> _ASSIGNED TASK_: Look through the material and tally each line bearing the word "name". Give only the total.
──────
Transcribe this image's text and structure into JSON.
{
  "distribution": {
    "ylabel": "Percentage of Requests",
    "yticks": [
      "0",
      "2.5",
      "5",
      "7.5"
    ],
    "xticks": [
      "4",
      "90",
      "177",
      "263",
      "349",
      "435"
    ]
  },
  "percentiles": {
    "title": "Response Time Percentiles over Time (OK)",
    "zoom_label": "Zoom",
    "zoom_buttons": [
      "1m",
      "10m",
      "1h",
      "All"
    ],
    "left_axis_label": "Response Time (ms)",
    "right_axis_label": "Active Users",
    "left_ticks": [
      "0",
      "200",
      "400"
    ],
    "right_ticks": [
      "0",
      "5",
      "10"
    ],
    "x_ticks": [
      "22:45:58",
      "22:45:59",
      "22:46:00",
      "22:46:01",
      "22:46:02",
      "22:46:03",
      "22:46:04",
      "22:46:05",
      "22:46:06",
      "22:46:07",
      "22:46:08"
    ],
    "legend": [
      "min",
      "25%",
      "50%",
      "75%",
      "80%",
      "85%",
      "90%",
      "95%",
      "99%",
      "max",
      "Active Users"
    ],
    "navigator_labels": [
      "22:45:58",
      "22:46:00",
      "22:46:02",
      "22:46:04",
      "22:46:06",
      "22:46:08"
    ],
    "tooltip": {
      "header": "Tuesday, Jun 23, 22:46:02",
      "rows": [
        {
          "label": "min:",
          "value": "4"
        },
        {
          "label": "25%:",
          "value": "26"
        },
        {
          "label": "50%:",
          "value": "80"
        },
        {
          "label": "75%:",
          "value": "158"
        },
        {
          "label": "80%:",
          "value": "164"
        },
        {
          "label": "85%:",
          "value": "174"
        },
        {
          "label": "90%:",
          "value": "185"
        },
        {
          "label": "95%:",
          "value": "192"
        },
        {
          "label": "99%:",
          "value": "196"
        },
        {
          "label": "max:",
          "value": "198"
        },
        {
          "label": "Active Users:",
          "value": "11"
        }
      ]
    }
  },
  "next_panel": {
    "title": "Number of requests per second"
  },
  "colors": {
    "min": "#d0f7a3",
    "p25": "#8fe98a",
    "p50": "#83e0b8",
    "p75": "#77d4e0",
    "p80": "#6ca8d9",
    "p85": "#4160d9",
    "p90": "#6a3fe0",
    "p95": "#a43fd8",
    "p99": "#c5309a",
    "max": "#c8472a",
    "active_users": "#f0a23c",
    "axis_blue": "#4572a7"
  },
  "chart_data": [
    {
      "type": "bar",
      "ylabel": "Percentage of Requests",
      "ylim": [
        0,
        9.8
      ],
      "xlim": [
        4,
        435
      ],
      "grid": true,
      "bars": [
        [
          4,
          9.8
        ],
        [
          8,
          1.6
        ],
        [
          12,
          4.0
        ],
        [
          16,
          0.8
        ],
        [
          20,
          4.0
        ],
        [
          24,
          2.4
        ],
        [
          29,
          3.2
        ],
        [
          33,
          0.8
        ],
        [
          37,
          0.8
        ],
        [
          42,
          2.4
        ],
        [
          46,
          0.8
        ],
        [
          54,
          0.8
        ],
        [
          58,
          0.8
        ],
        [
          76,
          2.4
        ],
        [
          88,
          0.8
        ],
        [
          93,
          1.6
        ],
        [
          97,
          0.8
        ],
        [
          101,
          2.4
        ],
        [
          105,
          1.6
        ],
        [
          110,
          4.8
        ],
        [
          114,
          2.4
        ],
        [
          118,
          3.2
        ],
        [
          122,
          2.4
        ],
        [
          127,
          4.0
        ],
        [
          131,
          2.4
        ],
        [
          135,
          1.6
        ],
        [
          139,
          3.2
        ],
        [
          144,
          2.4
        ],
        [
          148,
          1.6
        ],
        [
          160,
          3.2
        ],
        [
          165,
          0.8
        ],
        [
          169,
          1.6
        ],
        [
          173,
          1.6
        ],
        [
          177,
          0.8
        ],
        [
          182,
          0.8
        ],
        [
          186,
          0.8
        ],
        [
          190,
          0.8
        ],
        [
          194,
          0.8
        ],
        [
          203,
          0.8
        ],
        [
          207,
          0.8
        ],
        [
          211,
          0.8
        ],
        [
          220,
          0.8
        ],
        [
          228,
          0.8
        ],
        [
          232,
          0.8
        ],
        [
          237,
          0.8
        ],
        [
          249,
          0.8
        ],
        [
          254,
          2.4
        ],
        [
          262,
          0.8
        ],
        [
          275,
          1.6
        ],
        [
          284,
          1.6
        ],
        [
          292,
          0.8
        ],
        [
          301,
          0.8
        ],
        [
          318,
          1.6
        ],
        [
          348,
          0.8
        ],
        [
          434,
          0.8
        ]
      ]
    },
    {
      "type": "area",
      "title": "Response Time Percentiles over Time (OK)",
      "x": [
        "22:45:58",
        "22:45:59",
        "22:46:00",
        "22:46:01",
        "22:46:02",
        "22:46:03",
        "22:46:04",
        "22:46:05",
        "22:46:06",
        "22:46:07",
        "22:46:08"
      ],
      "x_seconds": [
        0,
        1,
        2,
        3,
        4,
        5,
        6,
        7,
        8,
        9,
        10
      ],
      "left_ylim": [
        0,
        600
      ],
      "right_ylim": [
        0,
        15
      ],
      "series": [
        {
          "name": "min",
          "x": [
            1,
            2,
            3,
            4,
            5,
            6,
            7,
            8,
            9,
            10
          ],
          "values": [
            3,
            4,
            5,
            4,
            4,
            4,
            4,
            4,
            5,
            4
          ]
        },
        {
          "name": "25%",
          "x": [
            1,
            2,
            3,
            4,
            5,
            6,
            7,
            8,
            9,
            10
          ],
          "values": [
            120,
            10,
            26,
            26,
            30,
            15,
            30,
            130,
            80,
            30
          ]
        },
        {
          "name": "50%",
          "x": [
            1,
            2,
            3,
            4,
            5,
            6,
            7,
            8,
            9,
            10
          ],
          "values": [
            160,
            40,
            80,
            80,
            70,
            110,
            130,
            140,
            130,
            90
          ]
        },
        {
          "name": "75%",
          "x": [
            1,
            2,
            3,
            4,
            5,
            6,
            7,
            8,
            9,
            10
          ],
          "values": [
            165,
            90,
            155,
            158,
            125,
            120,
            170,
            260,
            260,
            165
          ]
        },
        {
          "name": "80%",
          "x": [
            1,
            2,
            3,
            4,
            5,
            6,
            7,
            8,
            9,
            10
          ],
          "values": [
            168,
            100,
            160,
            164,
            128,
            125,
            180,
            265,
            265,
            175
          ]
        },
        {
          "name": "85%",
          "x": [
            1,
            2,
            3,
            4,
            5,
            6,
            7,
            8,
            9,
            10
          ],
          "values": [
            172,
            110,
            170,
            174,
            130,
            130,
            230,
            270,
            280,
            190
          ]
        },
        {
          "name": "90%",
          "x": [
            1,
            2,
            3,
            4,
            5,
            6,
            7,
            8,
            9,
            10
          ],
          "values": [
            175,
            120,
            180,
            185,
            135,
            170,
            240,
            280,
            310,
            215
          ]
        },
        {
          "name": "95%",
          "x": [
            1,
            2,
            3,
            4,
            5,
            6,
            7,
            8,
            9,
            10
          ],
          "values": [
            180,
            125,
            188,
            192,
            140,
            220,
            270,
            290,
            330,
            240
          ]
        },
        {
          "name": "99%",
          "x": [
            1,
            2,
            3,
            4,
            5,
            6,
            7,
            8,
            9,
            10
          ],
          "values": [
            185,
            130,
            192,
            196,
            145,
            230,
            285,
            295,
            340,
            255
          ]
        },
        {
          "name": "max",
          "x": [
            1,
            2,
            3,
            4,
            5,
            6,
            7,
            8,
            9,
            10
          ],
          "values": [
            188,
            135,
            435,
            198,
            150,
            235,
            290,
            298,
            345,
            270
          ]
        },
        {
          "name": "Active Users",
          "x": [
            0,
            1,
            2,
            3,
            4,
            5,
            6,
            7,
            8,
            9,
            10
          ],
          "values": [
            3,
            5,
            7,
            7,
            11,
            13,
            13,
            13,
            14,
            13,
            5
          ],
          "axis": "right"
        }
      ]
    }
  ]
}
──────
> _FINISHED TASK_: 11